Regenerative responses predispose tissues to tumor initiation by largely unknown mechanisms. High-mobility group box 1 (HMGB1) is a danger-associated molecular pattern contributing to inflammatory pathologies. Here, we show that HMGB1 derived from keratinocytes, but not macrophages, delays cutaneous mechanical wound healing and drives tumor formation, while protecting from epidermal barrier perturbation. In wounds of mice selectively lacking HMGB1 in keratinocytes, a marked reduction in NETosis, a neutrophil-specific cell death program, is observed, preventing wound-induced skin tumorigenesis. We conclude that tumorigenicity of the wound microenvironment depends on epithelial-derived HMGB1 regulating NETosis, thereby establishing a mechanism linking reparative inflammation to tumor initiation.
To test the putative beneficial effect of targeting HMGB1 in wound healing applications, we developed hydrogels comprising an HMGB1 inhibitor and analyzed rates of injury repair in normoglycemic and diabetic mice and in pigs.
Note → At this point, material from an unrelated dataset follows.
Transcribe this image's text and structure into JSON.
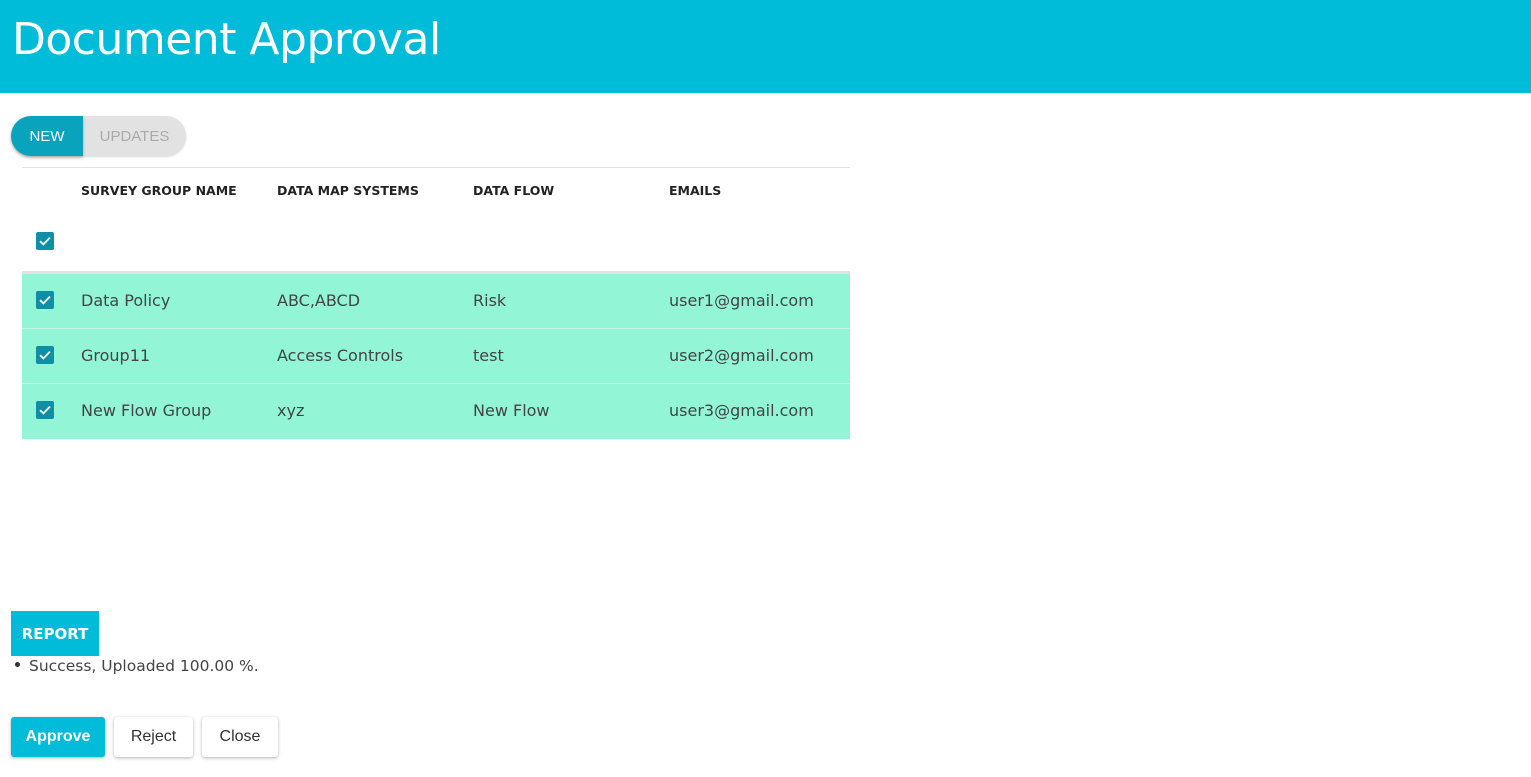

We were able to demonstrate that inhibition of HMGB1 results in accelerated wound healing responses and outperforms current standard-of-care hydrogels.